App and web page records:
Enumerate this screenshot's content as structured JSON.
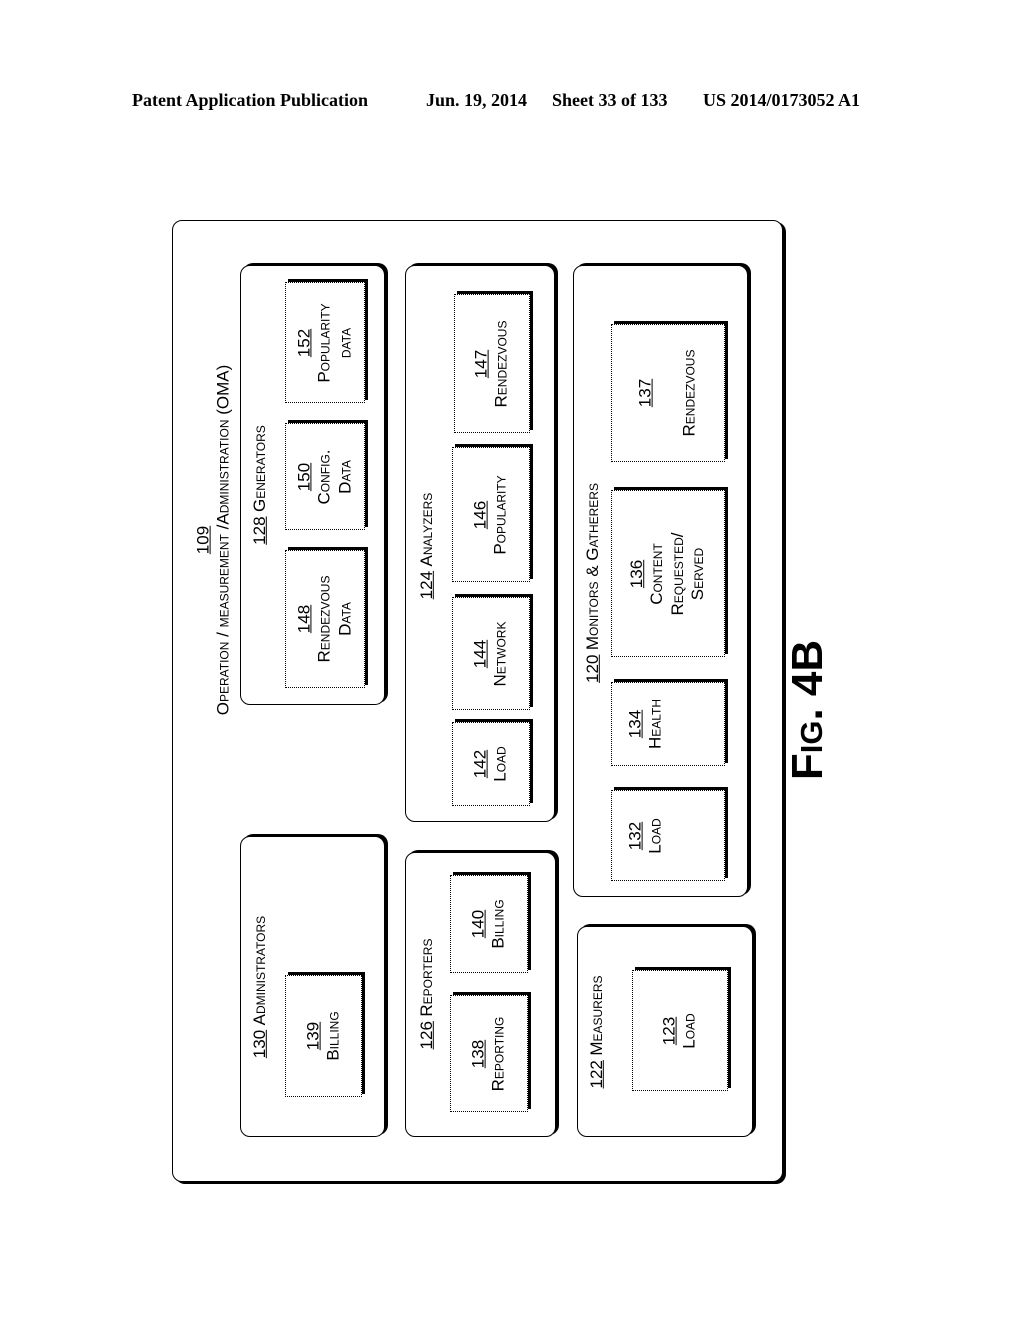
{
  "header": {
    "publication": "Patent Application Publication",
    "date": "Jun. 19, 2014",
    "sheet": "Sheet 33 of 133",
    "patent_number": "US 2014/0173052 A1"
  },
  "figure_label": "Fig. 4B",
  "oma": {
    "ref": "109",
    "title": "Operation / measurement /Administration (OMA)"
  },
  "groups": {
    "generators": {
      "ref": "128",
      "label": "Generators",
      "items": [
        {
          "ref": "148",
          "line1": "Rendezvous",
          "line2": "Data"
        },
        {
          "ref": "150",
          "line1": "Config.",
          "line2": "Data"
        },
        {
          "ref": "152",
          "line1": "Popularity",
          "line2": "data"
        }
      ]
    },
    "administrators": {
      "ref": "130",
      "label": "Administrators",
      "items": [
        {
          "ref": "139",
          "line1": "Billing"
        }
      ]
    },
    "analyzers": {
      "ref": "124",
      "label": "Analyzers",
      "items": [
        {
          "ref": "142",
          "line1": "Load"
        },
        {
          "ref": "144",
          "line1": "Network"
        },
        {
          "ref": "146",
          "line1": "Popularity"
        },
        {
          "ref": "147",
          "line1": "Rendezvous"
        }
      ]
    },
    "reporters": {
      "ref": "126",
      "label": "Reporters",
      "items": [
        {
          "ref": "138",
          "line1": "Reporting"
        },
        {
          "ref": "140",
          "line1": "Billing"
        }
      ]
    },
    "monitors": {
      "ref": "120",
      "label": "Monitors & Gatherers",
      "items": [
        {
          "ref": "132",
          "line1": "Load"
        },
        {
          "ref": "134",
          "line1": "Health"
        },
        {
          "ref": "136",
          "line1": "Content",
          "line2": "Requested/",
          "line3": "Served"
        },
        {
          "ref": "137",
          "line1": "Rendezvous"
        }
      ]
    },
    "measurers": {
      "ref": "122",
      "label": "Measurers",
      "items": [
        {
          "ref": "123",
          "line1": "Load"
        }
      ]
    }
  }
}
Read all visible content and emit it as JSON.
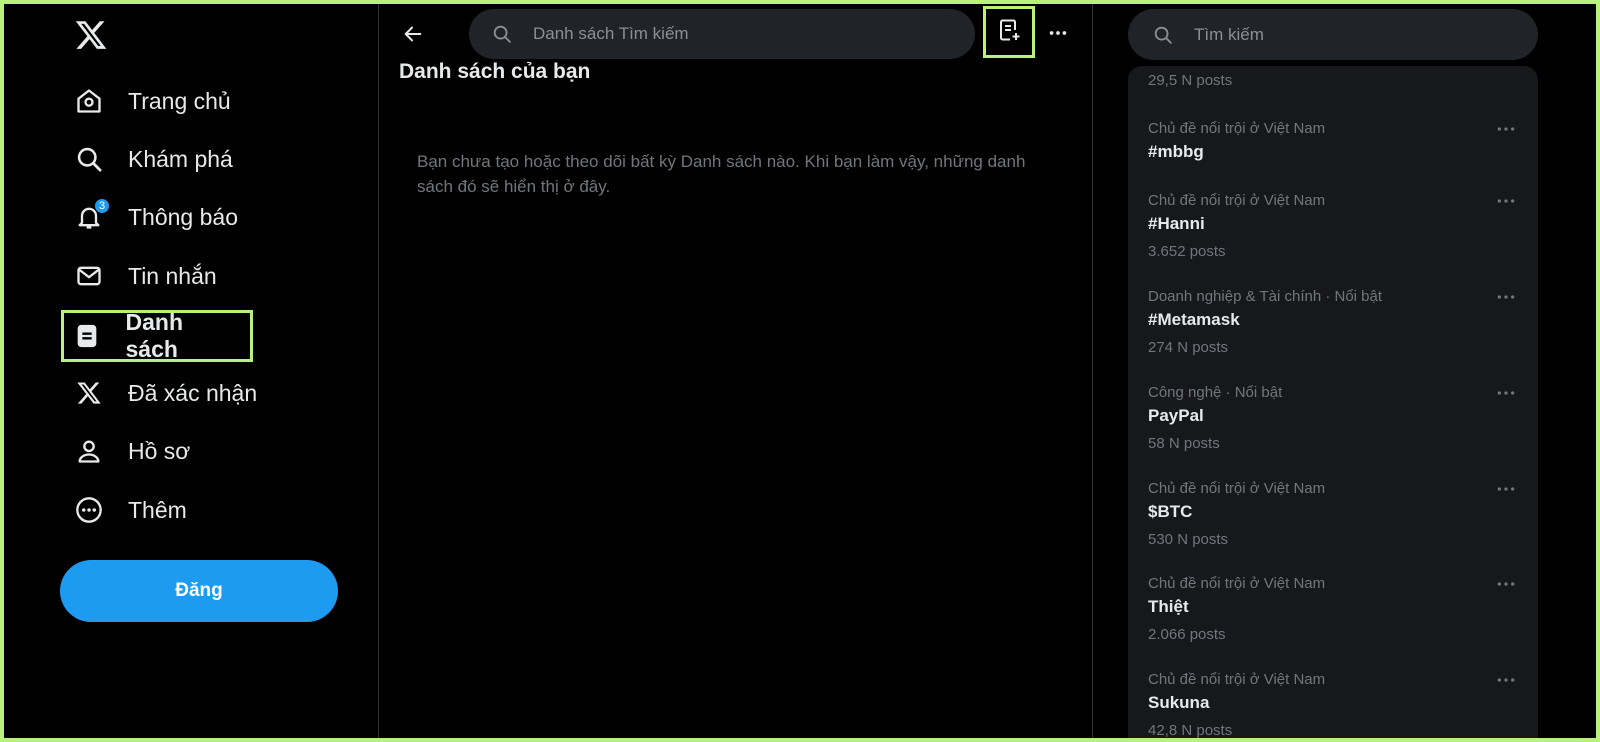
{
  "sidebar": {
    "items": [
      {
        "label": "Trang chủ",
        "icon": "home-icon"
      },
      {
        "label": "Khám phá",
        "icon": "search-icon"
      },
      {
        "label": "Thông báo",
        "icon": "bell-icon",
        "badge": "3"
      },
      {
        "label": "Tin nhắn",
        "icon": "mail-icon"
      },
      {
        "label": "Danh sách",
        "icon": "list-icon",
        "active": true
      },
      {
        "label": "Đã xác nhận",
        "icon": "x-logo-icon"
      },
      {
        "label": "Hồ sơ",
        "icon": "profile-icon"
      },
      {
        "label": "Thêm",
        "icon": "more-circle-icon"
      }
    ],
    "post_button": "Đăng"
  },
  "main": {
    "search_placeholder": "Danh sách Tìm kiếm",
    "title": "Danh sách của bạn",
    "empty_message": "Bạn chưa tạo hoặc theo dõi bất kỳ Danh sách nào. Khi bạn làm vậy, những danh sách đó sẽ hiển thị ở đây."
  },
  "right": {
    "search_placeholder": "Tìm kiếm",
    "top_count": "29,5 N posts",
    "trends": [
      {
        "category": "Chủ đề nổi trội ở Việt Nam",
        "name": "#mbbg",
        "count": ""
      },
      {
        "category": "Chủ đề nổi trội ở Việt Nam",
        "name": "#Hanni",
        "count": "3.652 posts"
      },
      {
        "category": "Doanh nghiệp & Tài chính · Nổi bật",
        "name": "#Metamask",
        "count": "274 N posts"
      },
      {
        "category": "Công nghệ · Nổi bật",
        "name": "PayPal",
        "count": "58 N posts"
      },
      {
        "category": "Chủ đề nổi trội ở Việt Nam",
        "name": "$BTC",
        "count": "530 N posts"
      },
      {
        "category": "Chủ đề nổi trội ở Việt Nam",
        "name": "Thiệt",
        "count": "2.066 posts"
      },
      {
        "category": "Chủ đề nổi trội ở Việt Nam",
        "name": "Sukuna",
        "count": "42,8 N posts"
      }
    ]
  },
  "colors": {
    "accent": "#1d9bf0",
    "highlight": "#b8f27a",
    "background": "#000000",
    "panel": "#16181c"
  }
}
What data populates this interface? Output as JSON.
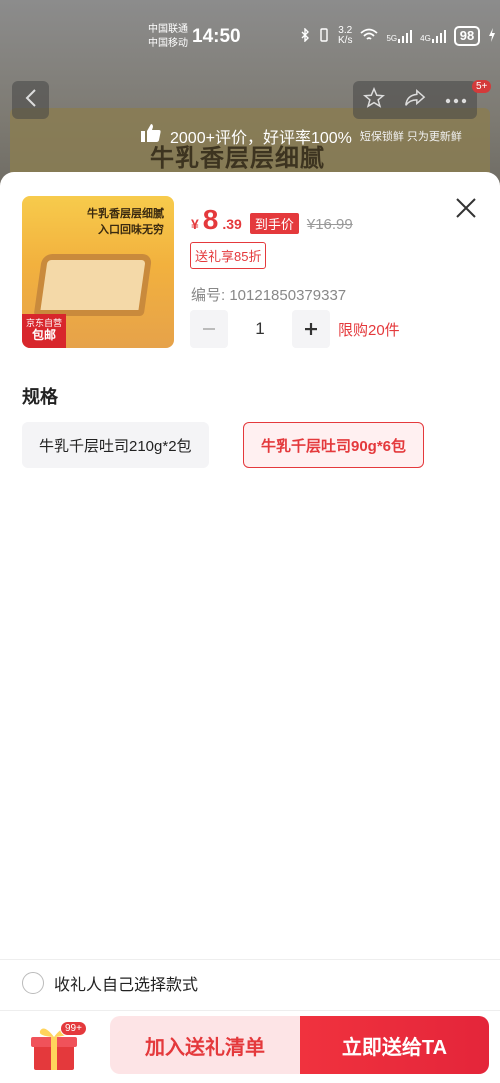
{
  "status_bar": {
    "carrier_1": "中国联通",
    "carrier_2": "中国移动",
    "time": "14:50",
    "speed": "3.2",
    "speed_unit": "K/s",
    "net_1": "5G",
    "net_2": "4G",
    "battery": "98"
  },
  "background": {
    "badge": "5+",
    "banner_text": "牛乳香层层细腻",
    "review_text": "2000+评价，好评率100%",
    "review_sub": "短保锁鲜 只为更新鲜"
  },
  "product": {
    "thumb_text_1": "牛乳香层层细腻",
    "thumb_text_2": "入口回味无穷",
    "thumb_tag_1": "京东自营",
    "thumb_tag_2": "包邮",
    "price_symbol": "¥",
    "price_int": "8",
    "price_dec": ".39",
    "price_tag": "到手价",
    "price_old": "¥16.99",
    "gift_discount": "送礼享85折",
    "code": "编号: 10121850379337",
    "quantity": "1",
    "limit": "限购20件"
  },
  "spec": {
    "title": "规格",
    "options": [
      "牛乳千层吐司210g*2包",
      "牛乳千层吐司90g*6包"
    ],
    "selected_index": 1
  },
  "footer": {
    "choose_label": "收礼人自己选择款式",
    "gift_badge": "99+",
    "add_label": "加入送礼清单",
    "send_label": "立即送给TA"
  },
  "colors": {
    "accent": "#e4393c"
  }
}
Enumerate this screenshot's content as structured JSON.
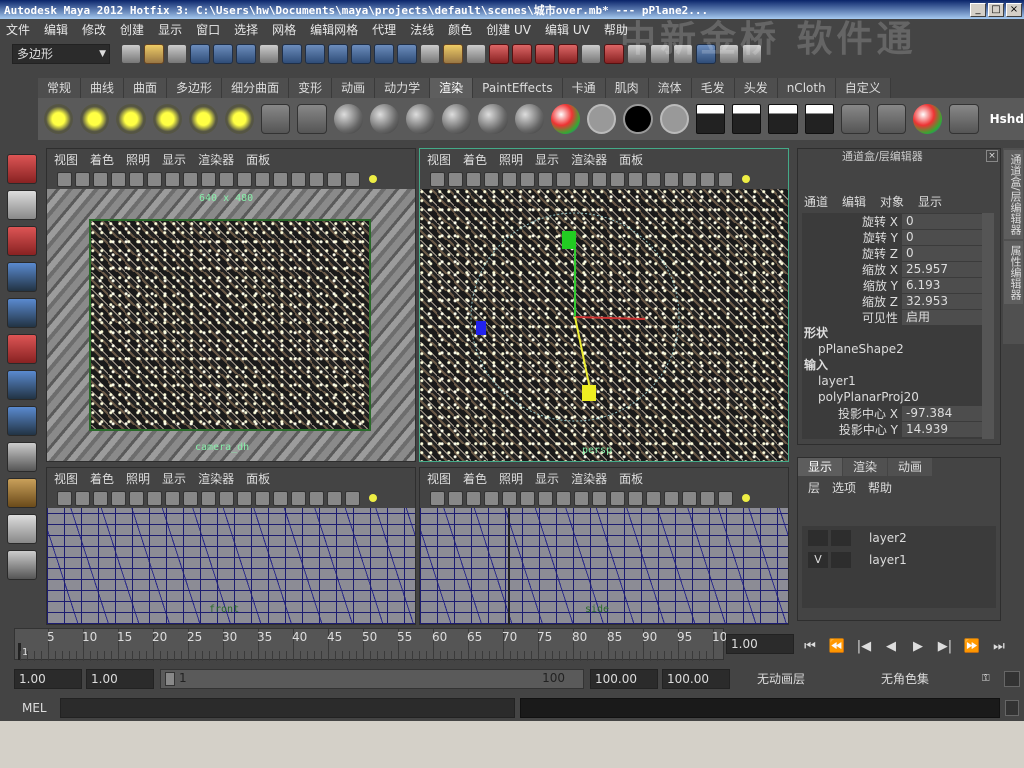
{
  "window": {
    "title": "Autodesk Maya 2012 Hotfix 3: C:\\Users\\hw\\Documents\\maya\\projects\\default\\scenes\\城市over.mb*   ---   pPlane2...",
    "watermark": "中新金桥 软件通"
  },
  "menubar": [
    "文件",
    "编辑",
    "修改",
    "创建",
    "显示",
    "窗口",
    "选择",
    "网格",
    "编辑网格",
    "代理",
    "法线",
    "颜色",
    "创建 UV",
    "编辑 UV",
    "帮助"
  ],
  "statusline": {
    "mode": "多边形"
  },
  "shelf": {
    "tabs": [
      "常规",
      "曲线",
      "曲面",
      "多边形",
      "细分曲面",
      "变形",
      "动画",
      "动力学",
      "渲染",
      "PaintEffects",
      "卡通",
      "肌肉",
      "流体",
      "毛发",
      "头发",
      "nCloth",
      "自定义"
    ],
    "active_tab": "渲染",
    "last_label": "Hshd"
  },
  "viewport_menu": [
    "视图",
    "着色",
    "照明",
    "显示",
    "渲染器",
    "面板"
  ],
  "viewports": {
    "top_left": {
      "resolution": "640 x 480",
      "camera": "camera_dh"
    },
    "top_right": {
      "camera": "persp"
    },
    "bottom_left": {
      "camera": "front"
    },
    "bottom_right": {
      "camera": "side"
    }
  },
  "channel_box": {
    "title": "通道盒/层编辑器",
    "menu": [
      "通道",
      "编辑",
      "对象",
      "显示"
    ],
    "attributes": [
      {
        "name": "旋转 X",
        "value": "0"
      },
      {
        "name": "旋转 Y",
        "value": "0"
      },
      {
        "name": "旋转 Z",
        "value": "0"
      },
      {
        "name": "缩放 X",
        "value": "25.957"
      },
      {
        "name": "缩放 Y",
        "value": "6.193"
      },
      {
        "name": "缩放 Z",
        "value": "32.953"
      },
      {
        "name": "可见性",
        "value": "启用"
      }
    ],
    "shape_header": "形状",
    "shape_name": "pPlaneShape2",
    "inputs_header": "输入",
    "inputs": [
      "layer1",
      "polyPlanarProj20"
    ],
    "proj_attributes": [
      {
        "name": "投影中心 X",
        "value": "-97.384"
      },
      {
        "name": "投影中心 Y",
        "value": "14.939"
      }
    ]
  },
  "side_tabs": [
    "通道盒/层编辑器",
    "属性编辑器"
  ],
  "layer_editor": {
    "tabs": [
      "显示",
      "渲染",
      "动画"
    ],
    "active_tab": "显示",
    "menu": [
      "层",
      "选项",
      "帮助"
    ],
    "layers": [
      {
        "visible": "",
        "name": "layer2"
      },
      {
        "visible": "V",
        "name": "layer1"
      }
    ]
  },
  "timeline": {
    "ticks": [
      "5",
      "10",
      "15",
      "20",
      "25",
      "30",
      "35",
      "40",
      "45",
      "50",
      "55",
      "60",
      "65",
      "70",
      "75",
      "80",
      "85",
      "90",
      "95",
      "10"
    ],
    "current_frame": "1",
    "current_frame_field": "1.00",
    "play_controls": [
      "⏮",
      "⏪",
      "|◀",
      "◀",
      "▶",
      "▶|",
      "⏩",
      "⏭"
    ]
  },
  "range": {
    "start_time": "1.00",
    "start_range": "1.00",
    "range_start": "1",
    "range_end": "100",
    "end_range": "100.00",
    "end_time": "100.00",
    "anim_layer": "无动画层",
    "char_set": "无角色集"
  },
  "command_line": {
    "label": "MEL"
  }
}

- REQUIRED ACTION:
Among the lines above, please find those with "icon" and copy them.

- EXERCISE RESPONSE:
        "icon": "home-icon"
        "icon": "search-icon"
        "icon": "bell-icon",
        "icon": "mail-icon"
        "icon": "list-icon",
        "icon": "x-logo-icon"
        "icon": "profile-icon"
        "icon": "more-circle-icon"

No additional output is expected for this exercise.